Objective: This study presents an effective method of classifying oral malodor from oral microbiota in saliva by using a support vector machine (SVM), an artificial neural network (ANN), and a decision tree. This approach uses concentrations of methyl mercaptan in mouth air as an indicator of oral malodor, and peak areas of terminal restriction fragment (T-RF) length polymorphisms (T-RFLPs) of the 16S rRNA gene as data for supervised machine-learning methods, without identifying specific species producing oral malodorous compounds. Methods: 16S rRNA genes were amplified from saliva samples from 309 subjects, and T-RFLP analysis was carried out with the DNA fragments. T-RFLP analysis provides information on microbiota consisting of fragment lengths and peak areas corresponding to bacterial strains. The peak area is equivalent to the frequency of a specific fragment when one molecule is selected from terminal fragments. Another frequency is obtained by dividing the number of species-containing samples by the total number of samples. An SVM, an ANN, and a decision tree were trained based on these two frequencies in 308 samples and classified the presence or absence of methyl mercaptan in mouth air from the remaining subject. Results: The proportion that trained SVM expressed as entropy achieved the highest classification accuracy, with a sensitivity of 51.1% and specificity of 95.0%. The ANN and decision tree provided lower classification accuracies, and only classification by the ANN was improved by weighting with entropy from the frequency of appearance in samples, which increased the accuracy to 81.9% with a sensitivity of 60.2% and a specificity of 90.5%. The decision tree showed low classification accuracy under all conditions. Conclusions: Using T-RF proportions and frequencies, models to classify the presence of methyl mercaptan, a volatile sulfur-containing compound that causes oral malodor, were developed. SVM classifiers successfully classified the presence of methyl mercaptan with high specificity, and this classification is expected to be useful for screening saliva for oral malodor before visits to specialist clinics.

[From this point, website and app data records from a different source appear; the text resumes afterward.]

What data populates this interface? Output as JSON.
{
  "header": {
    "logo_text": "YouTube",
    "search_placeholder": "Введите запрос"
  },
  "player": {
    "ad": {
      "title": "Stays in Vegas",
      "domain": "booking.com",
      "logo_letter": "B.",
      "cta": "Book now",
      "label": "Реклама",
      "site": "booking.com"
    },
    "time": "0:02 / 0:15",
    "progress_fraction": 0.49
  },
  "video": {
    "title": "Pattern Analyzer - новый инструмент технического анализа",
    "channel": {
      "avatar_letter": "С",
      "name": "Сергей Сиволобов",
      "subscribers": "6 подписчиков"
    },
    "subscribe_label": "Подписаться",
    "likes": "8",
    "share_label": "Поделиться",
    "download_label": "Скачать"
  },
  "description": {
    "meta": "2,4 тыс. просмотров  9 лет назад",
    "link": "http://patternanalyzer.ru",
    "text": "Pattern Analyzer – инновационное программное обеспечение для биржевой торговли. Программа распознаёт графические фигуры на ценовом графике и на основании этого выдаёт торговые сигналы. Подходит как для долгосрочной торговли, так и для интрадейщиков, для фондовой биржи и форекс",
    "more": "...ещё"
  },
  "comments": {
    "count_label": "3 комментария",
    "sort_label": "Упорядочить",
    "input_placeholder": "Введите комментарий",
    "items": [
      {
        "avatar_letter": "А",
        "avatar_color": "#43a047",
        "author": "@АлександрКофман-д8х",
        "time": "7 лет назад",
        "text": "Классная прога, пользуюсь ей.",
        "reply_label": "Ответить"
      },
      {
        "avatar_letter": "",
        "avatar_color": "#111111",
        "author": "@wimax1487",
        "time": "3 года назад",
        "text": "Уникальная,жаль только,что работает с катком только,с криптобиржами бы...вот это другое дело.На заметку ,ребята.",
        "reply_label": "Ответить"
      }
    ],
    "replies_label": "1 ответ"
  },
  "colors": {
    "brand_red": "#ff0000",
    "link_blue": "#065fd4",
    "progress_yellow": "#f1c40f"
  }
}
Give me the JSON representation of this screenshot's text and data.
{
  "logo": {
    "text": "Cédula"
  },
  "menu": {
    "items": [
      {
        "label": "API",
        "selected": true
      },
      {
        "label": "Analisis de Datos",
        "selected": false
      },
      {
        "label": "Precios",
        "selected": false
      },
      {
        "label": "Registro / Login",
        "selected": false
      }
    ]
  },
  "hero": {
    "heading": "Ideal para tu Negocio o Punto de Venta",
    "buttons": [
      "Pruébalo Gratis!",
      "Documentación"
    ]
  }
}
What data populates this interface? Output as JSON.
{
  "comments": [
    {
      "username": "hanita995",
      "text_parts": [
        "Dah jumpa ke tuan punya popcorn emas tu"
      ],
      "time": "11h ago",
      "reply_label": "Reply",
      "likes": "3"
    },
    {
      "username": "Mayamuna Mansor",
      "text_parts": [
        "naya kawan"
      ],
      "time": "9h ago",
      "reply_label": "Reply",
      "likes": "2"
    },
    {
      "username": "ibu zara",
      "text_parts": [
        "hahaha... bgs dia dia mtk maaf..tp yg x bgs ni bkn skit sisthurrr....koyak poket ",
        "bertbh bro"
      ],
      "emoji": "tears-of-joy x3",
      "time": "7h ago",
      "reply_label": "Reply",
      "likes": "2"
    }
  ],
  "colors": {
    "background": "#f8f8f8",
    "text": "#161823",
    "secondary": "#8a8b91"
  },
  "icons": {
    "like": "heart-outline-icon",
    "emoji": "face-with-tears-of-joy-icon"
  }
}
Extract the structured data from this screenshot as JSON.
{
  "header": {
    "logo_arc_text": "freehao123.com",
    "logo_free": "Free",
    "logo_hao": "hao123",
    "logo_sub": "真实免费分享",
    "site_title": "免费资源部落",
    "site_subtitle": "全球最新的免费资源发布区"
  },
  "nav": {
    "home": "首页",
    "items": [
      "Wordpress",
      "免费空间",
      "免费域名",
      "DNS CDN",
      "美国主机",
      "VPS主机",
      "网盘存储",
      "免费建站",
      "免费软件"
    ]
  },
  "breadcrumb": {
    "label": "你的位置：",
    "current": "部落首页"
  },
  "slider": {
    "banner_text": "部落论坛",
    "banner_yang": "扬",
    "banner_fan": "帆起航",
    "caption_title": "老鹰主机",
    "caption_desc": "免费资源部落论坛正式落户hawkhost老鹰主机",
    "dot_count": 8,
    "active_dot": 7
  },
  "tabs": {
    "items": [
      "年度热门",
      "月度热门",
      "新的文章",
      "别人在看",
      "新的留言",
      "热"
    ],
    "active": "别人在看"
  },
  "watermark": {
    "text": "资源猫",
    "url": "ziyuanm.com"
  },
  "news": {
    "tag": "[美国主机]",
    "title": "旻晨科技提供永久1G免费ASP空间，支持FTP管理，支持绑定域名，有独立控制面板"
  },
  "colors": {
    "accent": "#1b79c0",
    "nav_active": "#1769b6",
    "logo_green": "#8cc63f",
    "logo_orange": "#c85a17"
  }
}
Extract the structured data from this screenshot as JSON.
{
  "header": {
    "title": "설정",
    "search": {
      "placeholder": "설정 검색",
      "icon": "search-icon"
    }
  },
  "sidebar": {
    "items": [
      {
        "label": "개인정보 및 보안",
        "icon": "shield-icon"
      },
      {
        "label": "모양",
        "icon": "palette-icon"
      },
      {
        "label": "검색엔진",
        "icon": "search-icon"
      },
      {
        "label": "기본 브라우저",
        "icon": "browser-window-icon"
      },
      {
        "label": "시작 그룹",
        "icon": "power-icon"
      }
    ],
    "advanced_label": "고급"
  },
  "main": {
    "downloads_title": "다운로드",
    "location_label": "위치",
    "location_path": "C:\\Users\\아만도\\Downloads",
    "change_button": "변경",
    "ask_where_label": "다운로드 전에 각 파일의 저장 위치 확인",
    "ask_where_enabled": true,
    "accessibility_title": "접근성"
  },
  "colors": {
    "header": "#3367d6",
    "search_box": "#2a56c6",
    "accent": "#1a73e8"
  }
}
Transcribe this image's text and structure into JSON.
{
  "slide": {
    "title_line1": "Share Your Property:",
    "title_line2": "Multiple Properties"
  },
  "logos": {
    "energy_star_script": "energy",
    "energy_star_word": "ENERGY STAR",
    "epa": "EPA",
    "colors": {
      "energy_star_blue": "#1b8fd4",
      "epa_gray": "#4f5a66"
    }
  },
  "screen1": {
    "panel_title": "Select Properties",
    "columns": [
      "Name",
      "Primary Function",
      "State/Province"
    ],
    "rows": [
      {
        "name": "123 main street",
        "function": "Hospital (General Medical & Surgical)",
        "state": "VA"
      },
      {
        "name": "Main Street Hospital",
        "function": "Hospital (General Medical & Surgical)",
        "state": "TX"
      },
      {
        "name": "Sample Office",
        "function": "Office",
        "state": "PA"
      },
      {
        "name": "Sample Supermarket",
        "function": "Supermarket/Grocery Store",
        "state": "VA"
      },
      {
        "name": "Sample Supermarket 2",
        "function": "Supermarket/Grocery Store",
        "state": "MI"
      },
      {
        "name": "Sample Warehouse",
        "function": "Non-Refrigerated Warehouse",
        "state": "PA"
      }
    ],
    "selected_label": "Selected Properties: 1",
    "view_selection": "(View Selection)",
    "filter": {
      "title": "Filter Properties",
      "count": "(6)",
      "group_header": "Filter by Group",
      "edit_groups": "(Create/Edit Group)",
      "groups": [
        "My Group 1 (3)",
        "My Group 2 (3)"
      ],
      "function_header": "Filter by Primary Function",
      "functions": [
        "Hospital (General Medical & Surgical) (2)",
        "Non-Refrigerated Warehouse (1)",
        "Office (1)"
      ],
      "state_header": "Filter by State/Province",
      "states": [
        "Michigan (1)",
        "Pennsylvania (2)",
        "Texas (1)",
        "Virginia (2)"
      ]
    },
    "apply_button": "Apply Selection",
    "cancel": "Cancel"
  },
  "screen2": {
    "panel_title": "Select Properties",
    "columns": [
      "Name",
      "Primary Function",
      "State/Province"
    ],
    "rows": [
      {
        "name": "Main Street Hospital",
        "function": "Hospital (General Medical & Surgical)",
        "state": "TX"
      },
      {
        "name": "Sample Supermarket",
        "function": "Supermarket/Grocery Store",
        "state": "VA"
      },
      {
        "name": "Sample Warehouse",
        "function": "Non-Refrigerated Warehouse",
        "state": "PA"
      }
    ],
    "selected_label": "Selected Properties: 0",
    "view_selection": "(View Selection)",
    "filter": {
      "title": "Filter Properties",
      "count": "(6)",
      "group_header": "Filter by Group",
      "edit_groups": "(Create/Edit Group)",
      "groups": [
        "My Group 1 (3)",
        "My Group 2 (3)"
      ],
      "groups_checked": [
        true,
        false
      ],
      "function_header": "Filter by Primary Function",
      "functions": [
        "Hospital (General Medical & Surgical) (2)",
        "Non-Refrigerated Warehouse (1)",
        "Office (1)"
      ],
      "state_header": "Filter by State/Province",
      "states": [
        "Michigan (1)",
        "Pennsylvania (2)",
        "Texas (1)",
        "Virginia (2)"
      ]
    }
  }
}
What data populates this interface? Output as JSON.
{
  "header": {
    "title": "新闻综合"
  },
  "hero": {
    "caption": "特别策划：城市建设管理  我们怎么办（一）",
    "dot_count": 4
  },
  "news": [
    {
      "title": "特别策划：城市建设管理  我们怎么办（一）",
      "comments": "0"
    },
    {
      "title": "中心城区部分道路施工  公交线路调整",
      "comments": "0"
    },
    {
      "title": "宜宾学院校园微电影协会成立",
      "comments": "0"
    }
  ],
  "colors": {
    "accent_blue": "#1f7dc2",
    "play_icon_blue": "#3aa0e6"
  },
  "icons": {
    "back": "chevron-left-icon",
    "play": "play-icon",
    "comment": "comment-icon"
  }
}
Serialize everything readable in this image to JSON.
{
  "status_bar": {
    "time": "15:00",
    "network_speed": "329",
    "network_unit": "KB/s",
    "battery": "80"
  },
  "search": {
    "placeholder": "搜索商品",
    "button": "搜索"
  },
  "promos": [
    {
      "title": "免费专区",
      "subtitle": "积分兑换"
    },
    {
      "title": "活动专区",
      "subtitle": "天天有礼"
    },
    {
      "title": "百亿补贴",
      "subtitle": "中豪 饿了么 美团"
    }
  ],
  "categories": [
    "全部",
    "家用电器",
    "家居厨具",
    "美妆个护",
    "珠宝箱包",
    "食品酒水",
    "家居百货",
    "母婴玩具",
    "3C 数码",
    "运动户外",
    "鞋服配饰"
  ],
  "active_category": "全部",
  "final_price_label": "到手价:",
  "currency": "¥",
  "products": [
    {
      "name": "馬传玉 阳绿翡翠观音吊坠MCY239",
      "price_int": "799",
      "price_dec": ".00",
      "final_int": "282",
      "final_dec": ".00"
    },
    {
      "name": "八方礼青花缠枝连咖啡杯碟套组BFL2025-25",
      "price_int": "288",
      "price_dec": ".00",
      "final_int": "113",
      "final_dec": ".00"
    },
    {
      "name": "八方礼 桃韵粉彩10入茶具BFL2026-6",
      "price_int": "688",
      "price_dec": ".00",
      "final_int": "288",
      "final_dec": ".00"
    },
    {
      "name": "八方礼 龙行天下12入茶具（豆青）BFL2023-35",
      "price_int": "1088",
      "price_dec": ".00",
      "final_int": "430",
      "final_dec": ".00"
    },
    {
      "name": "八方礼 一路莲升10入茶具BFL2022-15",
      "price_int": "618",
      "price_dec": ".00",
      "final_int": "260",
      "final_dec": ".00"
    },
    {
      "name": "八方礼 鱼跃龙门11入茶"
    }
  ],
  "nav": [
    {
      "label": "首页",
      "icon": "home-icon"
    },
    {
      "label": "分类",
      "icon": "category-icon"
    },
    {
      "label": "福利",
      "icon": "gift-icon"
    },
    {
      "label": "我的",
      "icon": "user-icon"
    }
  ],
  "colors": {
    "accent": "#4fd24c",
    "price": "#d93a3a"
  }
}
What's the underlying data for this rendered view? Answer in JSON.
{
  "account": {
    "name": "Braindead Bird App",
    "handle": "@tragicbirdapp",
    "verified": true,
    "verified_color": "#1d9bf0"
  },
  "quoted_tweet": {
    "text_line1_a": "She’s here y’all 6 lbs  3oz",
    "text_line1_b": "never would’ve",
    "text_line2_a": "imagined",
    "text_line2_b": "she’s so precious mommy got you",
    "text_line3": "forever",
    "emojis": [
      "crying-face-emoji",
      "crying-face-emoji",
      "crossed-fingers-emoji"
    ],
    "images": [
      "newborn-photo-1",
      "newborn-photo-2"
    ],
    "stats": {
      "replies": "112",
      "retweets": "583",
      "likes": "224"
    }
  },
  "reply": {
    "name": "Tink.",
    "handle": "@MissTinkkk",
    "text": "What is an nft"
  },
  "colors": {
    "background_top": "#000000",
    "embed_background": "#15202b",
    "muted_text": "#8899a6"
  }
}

Classification by a SVM and an ANN does not require the identification of the oral microbiota species responsible for the malodor, and the ANN also does not require the proportions of T-RFs.
All Science Journal Classification (ASJC) codes
- Medicine (miscellaneous)
- Artificial Intelligence